----- EXTRACTED DATA

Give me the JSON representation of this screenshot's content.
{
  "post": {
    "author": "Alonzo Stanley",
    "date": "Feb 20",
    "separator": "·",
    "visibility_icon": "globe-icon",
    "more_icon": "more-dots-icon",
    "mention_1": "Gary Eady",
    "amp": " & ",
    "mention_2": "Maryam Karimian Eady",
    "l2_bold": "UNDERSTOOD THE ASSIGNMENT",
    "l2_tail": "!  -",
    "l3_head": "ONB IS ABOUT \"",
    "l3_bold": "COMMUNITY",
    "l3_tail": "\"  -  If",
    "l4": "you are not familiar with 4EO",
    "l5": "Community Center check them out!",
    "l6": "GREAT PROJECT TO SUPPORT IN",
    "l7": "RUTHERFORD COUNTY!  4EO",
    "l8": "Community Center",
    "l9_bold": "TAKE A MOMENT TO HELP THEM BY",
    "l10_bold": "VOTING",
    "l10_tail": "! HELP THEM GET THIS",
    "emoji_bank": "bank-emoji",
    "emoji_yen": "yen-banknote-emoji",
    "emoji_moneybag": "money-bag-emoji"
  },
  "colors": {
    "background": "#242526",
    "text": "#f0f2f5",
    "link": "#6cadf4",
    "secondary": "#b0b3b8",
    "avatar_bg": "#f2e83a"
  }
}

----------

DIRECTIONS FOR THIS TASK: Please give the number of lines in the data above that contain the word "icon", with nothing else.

EXERCISE ANSWER: 2